Donalda Community Hall was packed Saturday, Oct. 18 as a theatrical performance designed as a fundraiser for the Donalda and District Museum attracted history enthusiasts eager to know more about a few characters that made their mark in the region during the late 19th and early 20th century.
Apart from the well-known Gabriel Dumont, the Métis leader played by Bob Willis, the show featured Chris Jenson as James Gadsby, a one-time gangster associated with Jesse James gang after the US Civil War, who later escaped north of the border and became a long haul freighter in Alberta, as well as Jenson’s real life daughter Nora Smith, who reflected the eventful life of Alice Smith, a telephone operator in Delburne working from 1908.
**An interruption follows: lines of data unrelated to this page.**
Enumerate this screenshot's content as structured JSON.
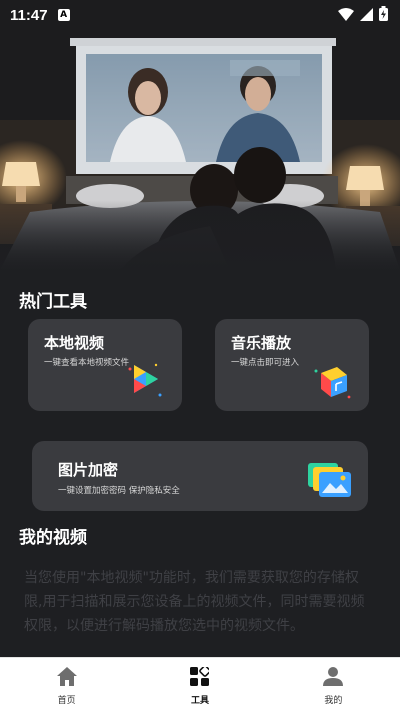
{
  "status_bar": {
    "time": "11:47",
    "indicator": "A",
    "icons": [
      "wifi-icon",
      "signal-icon",
      "battery-charging-icon"
    ]
  },
  "hot_tools": {
    "title": "热门工具",
    "cards": [
      {
        "title": "本地视频",
        "subtitle": "一键查看本地视频文件",
        "icon": "video-play-icon"
      },
      {
        "title": "音乐播放",
        "subtitle": "一键点击即可进入",
        "icon": "music-player-icon"
      },
      {
        "title": "图片加密",
        "subtitle": "一键设置加密密码  保护隐私安全",
        "icon": "photo-gallery-icon"
      }
    ]
  },
  "my_videos": {
    "title": "我的视频",
    "notice": "当您使用\"本地视频\"功能时，我们需要获取您的存储权限,用于扫描和展示您设备上的视频文件，同时需要视频权限，以便进行解码播放您选中的视频文件。"
  },
  "bottom_nav": {
    "items": [
      {
        "label": "首页",
        "icon": "home-icon",
        "active": false
      },
      {
        "label": "工具",
        "icon": "tools-grid-icon",
        "active": true
      },
      {
        "label": "我的",
        "icon": "profile-icon",
        "active": false
      }
    ]
  },
  "colors": {
    "background": "#1e1f22",
    "card": "#3a3b3f",
    "nav_background": "#ffffff"
  }
}
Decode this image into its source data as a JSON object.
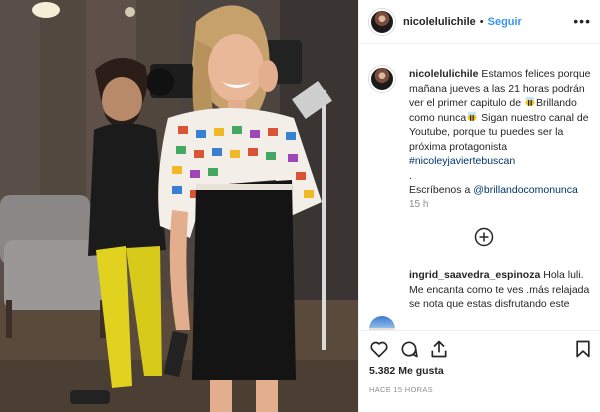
{
  "post": {
    "username": "nicolelulichile",
    "separator": "•",
    "follow_label": "Seguir",
    "more_label": "•••"
  },
  "caption": {
    "username": "nicolelulichile",
    "text_1": " Estamos felices porque mañana jueves a las 21 horas podrán ver el primer capitulo de ",
    "text_2": "Brillando como nunca",
    "text_3": " Sigan nuestro canal de Youtube, porque tu puedes ser la próxima protagonista ",
    "hashtag": "#nicoleyjaviertebuscan",
    "dot_line": ".",
    "text_4": "Escríbenos a ",
    "mention": "@brillandocomonunca",
    "time": "15 h"
  },
  "comment": {
    "username": "ingrid_saavedra_espinoza",
    "text": " Hola luli. Me encanta como te ves .más relajada se nota que estas disfrutando este"
  },
  "footer": {
    "likes": "5.382 Me gusta",
    "posted": "HACE 15 HORAS"
  },
  "icons": {
    "like": "heart-icon",
    "comment": "comment-icon",
    "share": "share-icon",
    "save": "bookmark-icon",
    "load": "plus-circle-icon",
    "bee": "bee-emoji"
  }
}
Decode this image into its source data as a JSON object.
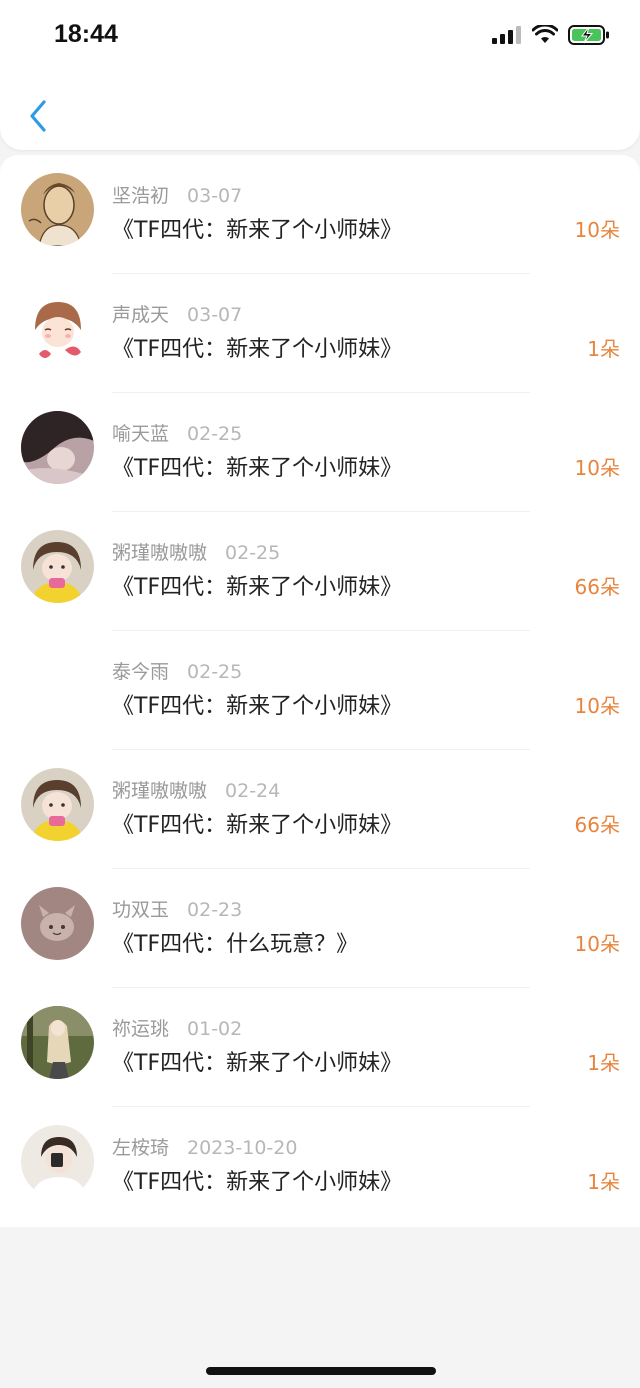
{
  "status_bar": {
    "time": "18:44"
  },
  "colors": {
    "accent": "#2f9ae6",
    "amount": "#e8843d",
    "battery": "#49c45a"
  },
  "rows": [
    {
      "name": "坚浩初",
      "date": "03-07",
      "title": "《TF四代：新来了个小师妹》",
      "amount": "10朵"
    },
    {
      "name": "声成天",
      "date": "03-07",
      "title": "《TF四代：新来了个小师妹》",
      "amount": "1朵"
    },
    {
      "name": "喻天蓝",
      "date": "02-25",
      "title": "《TF四代：新来了个小师妹》",
      "amount": "10朵"
    },
    {
      "name": "粥瑾嗷嗷嗷",
      "date": "02-25",
      "title": "《TF四代：新来了个小师妹》",
      "amount": "66朵"
    },
    {
      "name": "泰今雨",
      "date": "02-25",
      "title": "《TF四代：新来了个小师妹》",
      "amount": "10朵"
    },
    {
      "name": "粥瑾嗷嗷嗷",
      "date": "02-24",
      "title": "《TF四代：新来了个小师妹》",
      "amount": "66朵"
    },
    {
      "name": "功双玉",
      "date": "02-23",
      "title": "《TF四代：什么玩意？》",
      "amount": "10朵"
    },
    {
      "name": "祢运珧",
      "date": "01-02",
      "title": "《TF四代：新来了个小师妹》",
      "amount": "1朵"
    },
    {
      "name": "左桉琦",
      "date": "2023-10-20",
      "title": "《TF四代：新来了个小师妹》",
      "amount": "1朵"
    }
  ]
}
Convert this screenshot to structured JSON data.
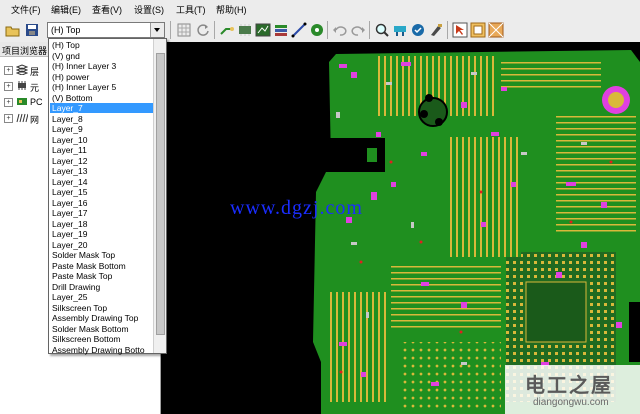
{
  "menu": [
    {
      "label": "文件(F)"
    },
    {
      "label": "编辑(E)"
    },
    {
      "label": "查看(V)"
    },
    {
      "label": "设置(S)"
    },
    {
      "label": "工具(T)"
    },
    {
      "label": "帮助(H)"
    }
  ],
  "toolbar": {
    "layer_select_value": "(H) Top"
  },
  "left_panel": {
    "title": "项目浏览器",
    "tree": [
      {
        "label": "层",
        "icon": "layers-icon"
      },
      {
        "label": "元",
        "icon": "component-icon"
      },
      {
        "label": "PC",
        "icon": "pcb-icon"
      },
      {
        "label": "网",
        "icon": "net-icon"
      }
    ]
  },
  "layer_dropdown": {
    "selected_index": 6,
    "options": [
      "(H) Top",
      "(V) gnd",
      "(H) Inner Layer 3",
      "(H) power",
      "(H) Inner Layer 5",
      "(V) Bottom",
      "Layer_7",
      "Layer_8",
      "Layer_9",
      "Layer_10",
      "Layer_11",
      "Layer_12",
      "Layer_13",
      "Layer_14",
      "Layer_15",
      "Layer_16",
      "Layer_17",
      "Layer_18",
      "Layer_19",
      "Layer_20",
      "Solder Mask Top",
      "Paste Mask Bottom",
      "Paste Mask Top",
      "Drill Drawing",
      "Layer_25",
      "Silkscreen Top",
      "Assembly Drawing Top",
      "Solder Mask Bottom",
      "Silkscreen Bottom",
      "Assembly Drawing Botto"
    ]
  },
  "watermark": "www.dgzj.com",
  "logo": {
    "title": "电工之屋",
    "url": "diangongwu.com"
  },
  "colors": {
    "board_green": "#1f8f1f",
    "trace_yellow": "#d9b83a",
    "pad_magenta": "#e040e0",
    "selection_blue": "#3399ff"
  }
}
Speaking before the performance, Nora Smith said of her namesake that she was a vitally important figure in her community at the time she lived. “Because she knew everything about everybody, like a local news agency,” Smith said.
Jenson said for his part that Gadsby had become an important part of the local economy with his transport business and that during his trips he had met with Gabriel Dumont as the Métis hunters camped at the Buffalo Lake area to conduct their seasonal hunting parties.
The performance raised some $4,000 dollars for the museum, according to organizing committee member Marlene Conibear, a figure, which was more or less in line with expectations.
Conibear said they had to do these fundraisers because they lacked a regular stream of federal or provincial funding to keep the museum operational and that in order to do “a lot that has to be done,” they needed to cover operational expenses.
“We would like to have a full time (museum) manager but because we don’t have enough funding, we can only afford a part-time manager,” she added.